Wednesday, October 10, 2012

Tani on Welfare Rights as a Language of the State

I’m very pleased to note that my fellow Legal History Blogger Karen M. Tani, University of California-Berkeley Law, has posted Welfare and Rights Before the Movement: Rights as a Language of the State, which is forthcoming later this year in volume 122 of the Yale Law Journal.  Here is the abstract:
Jane Hoey (credit)
In conversations about government assistance, rights language often emerges as a danger: when benefits become “rights,” policymakers lose flexibility, taxpayers suffer, and the poor lose incentive to work. Absent from the discussion is an understanding of how, when, and why Americans began to talk about public benefits in rights terms. This Article addresses that lacuna by examining the rise of a vibrant language of rights within the federal social welfare bureaucracy during the 1930s and 1940s. This language is barely visible in judicial and legislative records, the traditional source base for legal-historical inquiry, but amply evidenced by previously un-mined administrative records. Using these documents, this Article shows how concepts of “welfare rights” filtered through federal, state, and local administrative channels and into communities around the nation.

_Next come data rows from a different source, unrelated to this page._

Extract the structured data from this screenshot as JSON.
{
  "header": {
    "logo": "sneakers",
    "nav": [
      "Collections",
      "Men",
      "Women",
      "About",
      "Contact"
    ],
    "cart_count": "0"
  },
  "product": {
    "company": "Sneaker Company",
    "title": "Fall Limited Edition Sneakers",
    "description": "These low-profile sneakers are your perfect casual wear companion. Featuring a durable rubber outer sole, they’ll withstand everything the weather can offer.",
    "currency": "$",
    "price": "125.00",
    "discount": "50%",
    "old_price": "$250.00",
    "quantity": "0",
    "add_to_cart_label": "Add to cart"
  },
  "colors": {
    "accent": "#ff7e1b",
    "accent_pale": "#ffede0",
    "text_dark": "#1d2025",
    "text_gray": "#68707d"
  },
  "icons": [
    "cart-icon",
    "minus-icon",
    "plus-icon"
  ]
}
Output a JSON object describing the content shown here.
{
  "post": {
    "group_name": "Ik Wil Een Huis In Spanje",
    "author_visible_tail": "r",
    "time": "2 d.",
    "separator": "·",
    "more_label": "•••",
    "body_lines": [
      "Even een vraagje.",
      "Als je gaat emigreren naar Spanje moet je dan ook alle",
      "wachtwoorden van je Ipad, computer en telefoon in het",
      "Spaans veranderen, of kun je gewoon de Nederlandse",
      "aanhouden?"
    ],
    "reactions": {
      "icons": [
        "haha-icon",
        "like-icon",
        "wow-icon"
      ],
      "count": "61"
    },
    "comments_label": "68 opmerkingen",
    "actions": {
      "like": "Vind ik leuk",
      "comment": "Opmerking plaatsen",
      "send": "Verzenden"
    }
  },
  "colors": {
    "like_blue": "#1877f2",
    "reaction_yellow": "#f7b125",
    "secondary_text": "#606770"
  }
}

This finding contradicts conventional wisdom, which dates the birth of “welfare rights” language to the 1960s. This Article reveals that as early as 1935, some Americans—government officials, no less—deliberately and persistently employed rights language in communications about welfare benefits. In addition to challenging dominant interpretations, this Article identifies an under-studied aspect of rights language. An abundant “rights talk” literature chronicles and critiques claimants’ use of rights language. This Article, by contrast, identifies rights language emanating from government and being used for government purposes. Specifically, this Article argues that federal administrators used rights language as an administrative tool, a way to solve tricky problems of federalism and administrative capacity at a time in which poor relief was shifting from a local to a state and federal responsibility. Thus this Article not only enriches debates about the role of rights in contemporary social welfare reforms, but it also brings fresh insights to scholarship on the techniques of administrators and the limits of federal power.

Monday, September 24, 2012

Zietlow on Ashley's Thirteenth Amendment

Rebecca E. Zietlow, University of Toledo College of Law, has posted James Ashley's Thirteenth Amendment which is forthcoming in Columbia Law Review 112 (2012). Here is the abstract:
James Ashley (Library of Congress)
On January 31, 1865, the United States House of Representatives voted to approve the Thirteenth Amendment. Chairing the final debate over the Amendment was Representative James Ashley, a lifelong opponent of slavery from Northwest Ohio who led the fight for the Amendment’s approval in the House. Ashley and his antislavery colleagues believed that the Thirteenth Amendment not only ended slavery, but also established fundamental human rights for freed slaves and other people in the United States. This Essay describes Ashley’s theory of the Thirteenth Amendment, a theory that addressed the intersectionality of racial and class-based oppression. Ashley viewed slavery as an institution that relied on both racial and class subordination. Remedying the harms of slavery would require the restoration of a wide range of fundamental human rights that had been violated by that institution, to remedy both the class and race-based subordination that had made slavery possible and improve the status of all workers. As scholars engage in that dialogue over the meaning of rights in the twenty-first century, the Thirteenth Amendment will play an important role. James Ashley’s vision of the Thirteenth Amendment is helpful not only for understanding its history, but also because it resonates in the twenty-first century and provides a useful model for rethinking equality rights.
Hat tip: Legal Theory Blog